- **Exercise aim**: Each line of the entries below that includes "Electrónico" belongs in your answer.

- **Material to process**:
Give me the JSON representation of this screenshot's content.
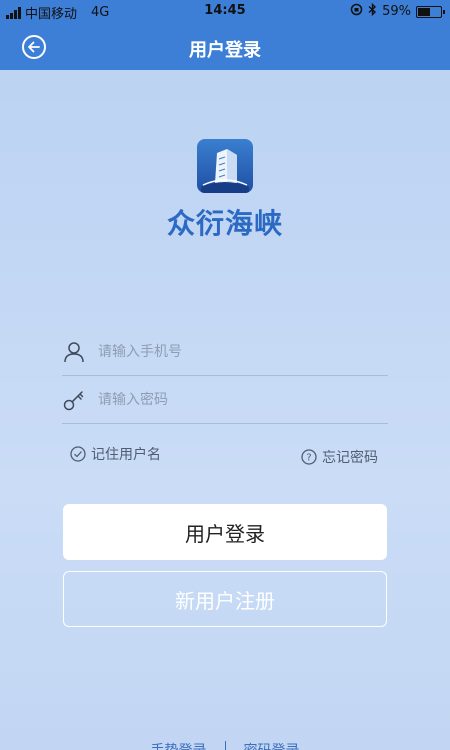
{
  "status_bar": {
    "carrier": "中国移动",
    "network": "4G",
    "time": "14:45",
    "battery_percent": "59%",
    "battery_level": 0.59
  },
  "nav": {
    "title": "用户登录"
  },
  "brand": {
    "name": "众衍海峡",
    "color": "#2b6ac4"
  },
  "form": {
    "phone_placeholder": "请输入手机号",
    "password_placeholder": "请输入密码",
    "remember_label": "记住用户名",
    "forgot_label": "忘记密码"
  },
  "buttons": {
    "login_label": "用户登录",
    "register_label": "新用户注册"
  },
  "bottom": {
    "left_link": "手势登录",
    "right_link": "密码登录"
  },
  "colors": {
    "header": "#3d7fd6",
    "background": "#c4d8f5"
  }
}
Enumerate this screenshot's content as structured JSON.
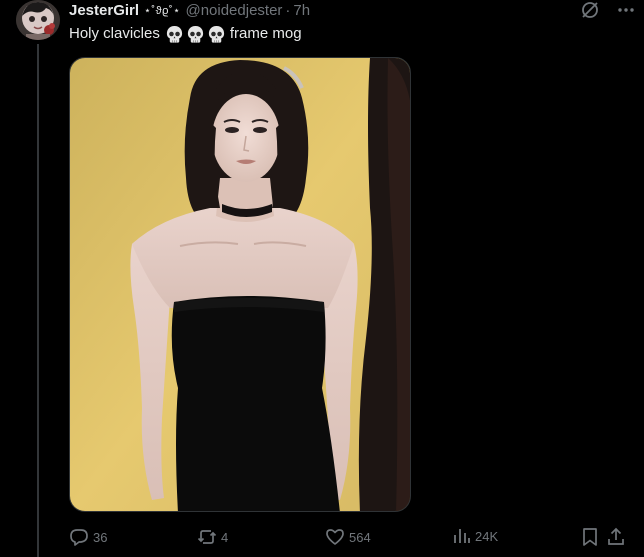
{
  "tweet": {
    "display_name": "JesterGirl",
    "name_decoration": "⋆˚ϑϱ˚⋆",
    "handle": "@noidedjester",
    "separator": "·",
    "time": "7h",
    "text_before": "Holy clavicles",
    "skull_count": 3,
    "text_after": "frame mog"
  },
  "actions": {
    "replies": "36",
    "reposts": "4",
    "likes": "564",
    "views": "24K"
  },
  "colors": {
    "background": "#000000",
    "text": "#e7e9ea",
    "muted": "#71767b",
    "thread_line": "#333639",
    "photo_wall": "#e3c56d",
    "dress": "#0b0b0b"
  },
  "icons": [
    "grok-icon",
    "more-icon",
    "reply-icon",
    "repost-icon",
    "like-icon",
    "views-icon",
    "bookmark-icon",
    "share-icon",
    "skull-emoji"
  ]
}
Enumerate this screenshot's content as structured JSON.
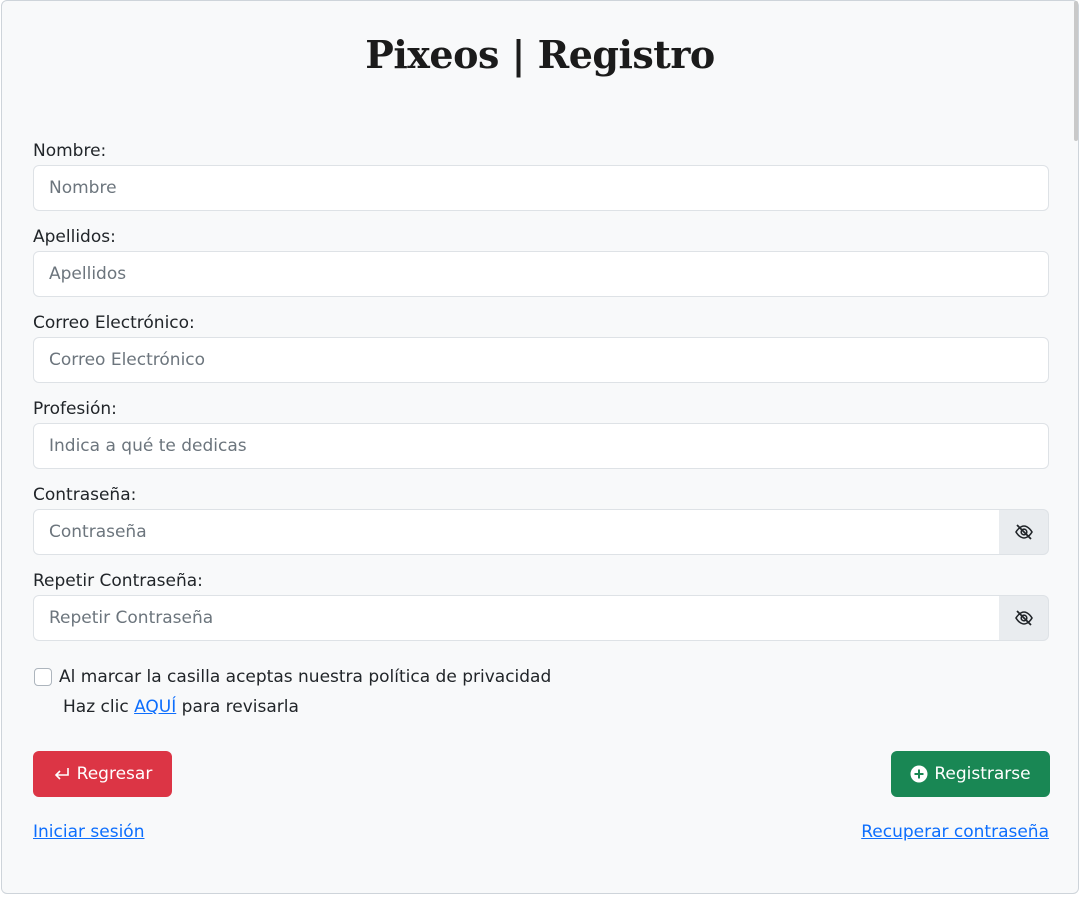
{
  "title": "Pixeos | Registro",
  "form": {
    "nombre": {
      "label": "Nombre:",
      "placeholder": "Nombre"
    },
    "apellidos": {
      "label": "Apellidos:",
      "placeholder": "Apellidos"
    },
    "correo": {
      "label": "Correo Electrónico:",
      "placeholder": "Correo Electrónico"
    },
    "profesion": {
      "label": "Profesión:",
      "placeholder": "Indica a qué te dedicas"
    },
    "contrasena": {
      "label": "Contraseña:",
      "placeholder": "Contraseña",
      "toggle_icon": "eye-slash-icon"
    },
    "repetir": {
      "label": "Repetir Contraseña:",
      "placeholder": "Repetir Contraseña",
      "toggle_icon": "eye-slash-icon"
    }
  },
  "consent": {
    "checked": false,
    "text": "Al marcar la casilla aceptas nuestra política de privacidad",
    "prefix": "Haz clic ",
    "link": "AQUÍ",
    "suffix": " para revisarla"
  },
  "buttons": {
    "back": {
      "label": "Regresar",
      "icon": "return-arrow-icon",
      "color": "#dc3545"
    },
    "register": {
      "label": "Registrarse",
      "icon": "plus-circle-icon",
      "color": "#198754"
    }
  },
  "links": {
    "login": "Iniciar sesión",
    "recover": "Recuperar contraseña"
  }
}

- **Answer area**:
      "label": "Correo Electrónico:",
      "placeholder": "Correo Electrónico"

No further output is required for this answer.